There is a time honored expression, “You can’t fight city hall.” In other words, politics creeps into all things including hockey officiating and you can’t do anything about it when the powers-that-be try to use their power and influence to squash a perceived threat.

The hell I can’t. I am dropping my gloves, City Hall, and am read to do battle. Let’s start with my observations.

I love it when I find out that fellow officials want to attend clinics — no matter who runs the sessions — because genuinely they want to learn new things. That makes me feel good about the game and my profession.

I hate it when I learn that other people are threatened with some sanction or another by their bosses they attend the same clinic. I hate it when I hear that if an official takes an assignment from this League and not all games from that league, they will get blackballed. I hate it when people cower and cave in to these edits, and stay home out of cowardice rather than standing up and creating strength in numbers.

Why does this happen? Usually, it’s some overfed, overweight, overly self-absorbed, and under-confident person who is fearful of being undermined. Such folks don’t care one bit about the good of the game — or the good of the people they manage. They care only about maintaining their own sense of control and will abuse their powers as casually as they change their socks.

I cannot abide such people. I also hate the whole concept that ensures they have a job. I might like some of the people who are in charge. However, I am no fan of bureaucracies that put human impediments to progress in charge of their own little fiefdoms and they get to stay in their jobs despite their blindly obvious incompetence.

The biggest laugh comes when I hear these same folks say, “You never developed any officials, Stewart.”
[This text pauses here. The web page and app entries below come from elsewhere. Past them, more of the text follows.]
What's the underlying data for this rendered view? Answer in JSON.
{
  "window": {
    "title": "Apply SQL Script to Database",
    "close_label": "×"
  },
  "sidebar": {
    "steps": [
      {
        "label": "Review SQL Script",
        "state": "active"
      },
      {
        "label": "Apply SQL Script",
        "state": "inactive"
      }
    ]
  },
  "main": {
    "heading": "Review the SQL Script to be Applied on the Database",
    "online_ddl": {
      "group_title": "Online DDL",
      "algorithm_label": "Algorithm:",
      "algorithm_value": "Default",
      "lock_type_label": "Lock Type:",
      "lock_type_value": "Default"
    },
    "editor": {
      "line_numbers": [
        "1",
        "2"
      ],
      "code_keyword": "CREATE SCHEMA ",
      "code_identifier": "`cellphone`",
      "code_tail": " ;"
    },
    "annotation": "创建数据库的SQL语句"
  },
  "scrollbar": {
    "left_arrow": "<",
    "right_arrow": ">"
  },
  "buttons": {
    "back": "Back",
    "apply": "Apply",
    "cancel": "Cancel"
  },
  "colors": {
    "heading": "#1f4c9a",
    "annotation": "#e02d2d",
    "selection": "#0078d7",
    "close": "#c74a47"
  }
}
Listen, I don’t need to stand on Broadway and thump my chest. Officiating is getting better from where I sit and I don’t often sit while daylight is burning or my computer is on. We have success because we have great supervisors who go to games and offer coaching and support. We have officials who have passion fueling their efforts…we have success because we hold people accountable.. We have success because our officials are in shape. Lastly, we have the best in the business because…we have pride in our group.

That is also why we will continue to be the officials that others will wonder “How did they get those games?”

For you politicians and those that cower from their edicts, keep chattering and gossiping and being stupid. City Hall and you politicos, get ready, because this 61-year-old still loves a good fight.

************ Paul Stewart holds the distinction of being the first U.S.-born citizen to make it to the NHL as both a player and referee. On March 15, 2003, he became the first American-born referee to officiate in 1,000 NHL games.

Today, Stewart is an officiating and league discipline consultant for the Kontinental Hockey League (KHL) and serves as director of hockey officiating for the ECAC.

The longtime referee heads Officiating by Stewart, a consulting, training and evaluation service for officials. Stewart also maintains a busy schedule as a public speaker, fund raiser and master-of-ceremonies for a host of private, corporate and public events. As a non-hockey venture, he is the owner of Lest We Forget.

Stewart is currently working with a co-author on an autobiography.This post originally appeared on and we thank them for permission to rebroadcast it here.